[Start of section]

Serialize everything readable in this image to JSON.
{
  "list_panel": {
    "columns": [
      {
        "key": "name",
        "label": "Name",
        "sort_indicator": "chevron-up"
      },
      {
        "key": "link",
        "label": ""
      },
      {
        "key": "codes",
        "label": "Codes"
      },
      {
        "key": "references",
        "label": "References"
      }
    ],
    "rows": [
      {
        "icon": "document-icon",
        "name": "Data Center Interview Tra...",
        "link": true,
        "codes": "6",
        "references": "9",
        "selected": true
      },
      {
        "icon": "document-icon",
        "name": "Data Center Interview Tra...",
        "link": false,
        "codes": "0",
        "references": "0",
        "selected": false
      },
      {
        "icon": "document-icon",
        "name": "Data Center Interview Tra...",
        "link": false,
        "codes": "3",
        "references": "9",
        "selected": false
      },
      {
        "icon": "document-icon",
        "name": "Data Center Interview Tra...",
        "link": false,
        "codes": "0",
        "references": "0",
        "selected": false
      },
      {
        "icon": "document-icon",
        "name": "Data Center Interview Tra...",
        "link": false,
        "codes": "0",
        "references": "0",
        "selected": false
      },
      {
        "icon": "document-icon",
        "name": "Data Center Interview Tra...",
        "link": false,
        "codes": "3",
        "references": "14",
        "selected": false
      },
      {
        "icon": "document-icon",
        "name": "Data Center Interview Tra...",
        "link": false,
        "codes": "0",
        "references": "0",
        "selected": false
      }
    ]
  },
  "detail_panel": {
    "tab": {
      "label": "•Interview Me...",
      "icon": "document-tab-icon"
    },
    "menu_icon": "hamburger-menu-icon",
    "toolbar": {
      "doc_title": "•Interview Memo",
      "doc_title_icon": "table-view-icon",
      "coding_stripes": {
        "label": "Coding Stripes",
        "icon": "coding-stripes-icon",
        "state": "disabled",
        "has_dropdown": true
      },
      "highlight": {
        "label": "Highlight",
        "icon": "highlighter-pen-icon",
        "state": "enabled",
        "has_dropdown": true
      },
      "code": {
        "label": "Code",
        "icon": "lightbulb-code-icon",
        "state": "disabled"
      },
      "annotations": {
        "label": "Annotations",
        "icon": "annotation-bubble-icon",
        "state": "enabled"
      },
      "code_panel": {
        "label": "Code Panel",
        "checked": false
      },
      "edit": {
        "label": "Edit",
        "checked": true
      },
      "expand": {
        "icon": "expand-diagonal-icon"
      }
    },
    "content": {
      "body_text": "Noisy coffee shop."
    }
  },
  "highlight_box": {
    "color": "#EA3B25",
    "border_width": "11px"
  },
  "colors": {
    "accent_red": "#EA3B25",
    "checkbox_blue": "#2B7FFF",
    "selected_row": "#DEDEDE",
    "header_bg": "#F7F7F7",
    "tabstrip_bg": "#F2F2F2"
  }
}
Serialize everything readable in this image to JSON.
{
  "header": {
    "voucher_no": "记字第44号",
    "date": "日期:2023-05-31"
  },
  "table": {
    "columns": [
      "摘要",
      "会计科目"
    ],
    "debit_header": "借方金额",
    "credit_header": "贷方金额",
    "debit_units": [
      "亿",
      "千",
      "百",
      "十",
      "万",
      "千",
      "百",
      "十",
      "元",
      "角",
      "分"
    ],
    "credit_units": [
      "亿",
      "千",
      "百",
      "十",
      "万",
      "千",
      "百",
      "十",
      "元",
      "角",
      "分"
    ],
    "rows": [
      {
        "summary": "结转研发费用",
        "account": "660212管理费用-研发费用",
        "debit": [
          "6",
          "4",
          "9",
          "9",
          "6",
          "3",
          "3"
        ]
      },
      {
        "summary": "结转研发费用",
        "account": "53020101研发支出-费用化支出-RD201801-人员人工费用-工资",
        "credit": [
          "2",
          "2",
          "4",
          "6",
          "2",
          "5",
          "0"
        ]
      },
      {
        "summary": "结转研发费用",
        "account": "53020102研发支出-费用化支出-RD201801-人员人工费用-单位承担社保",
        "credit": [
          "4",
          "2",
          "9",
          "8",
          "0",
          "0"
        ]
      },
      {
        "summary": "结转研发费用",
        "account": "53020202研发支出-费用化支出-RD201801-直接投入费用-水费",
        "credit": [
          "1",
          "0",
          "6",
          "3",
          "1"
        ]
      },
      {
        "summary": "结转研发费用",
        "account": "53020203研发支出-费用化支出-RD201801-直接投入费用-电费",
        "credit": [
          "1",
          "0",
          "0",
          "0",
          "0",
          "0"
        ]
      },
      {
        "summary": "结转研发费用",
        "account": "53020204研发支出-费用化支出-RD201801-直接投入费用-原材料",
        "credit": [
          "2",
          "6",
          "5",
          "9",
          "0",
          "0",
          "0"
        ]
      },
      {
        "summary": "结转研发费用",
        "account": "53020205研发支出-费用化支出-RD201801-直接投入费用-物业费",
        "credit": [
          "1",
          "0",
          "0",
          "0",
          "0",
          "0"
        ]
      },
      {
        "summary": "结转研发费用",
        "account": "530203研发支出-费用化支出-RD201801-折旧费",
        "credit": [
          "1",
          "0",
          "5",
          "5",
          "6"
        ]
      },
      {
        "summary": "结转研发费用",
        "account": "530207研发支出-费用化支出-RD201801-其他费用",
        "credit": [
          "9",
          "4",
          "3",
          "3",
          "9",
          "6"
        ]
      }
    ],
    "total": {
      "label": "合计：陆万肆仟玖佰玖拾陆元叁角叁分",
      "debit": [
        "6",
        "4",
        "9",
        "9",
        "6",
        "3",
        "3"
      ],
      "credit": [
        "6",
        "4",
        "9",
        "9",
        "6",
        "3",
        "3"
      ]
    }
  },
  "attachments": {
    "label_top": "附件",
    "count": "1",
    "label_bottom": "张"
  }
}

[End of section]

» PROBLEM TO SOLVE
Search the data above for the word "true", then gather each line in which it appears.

» RESPONSE
        "link": true,
        "selected": true
        "has_dropdown": true
        "has_dropdown": true
        "checked": true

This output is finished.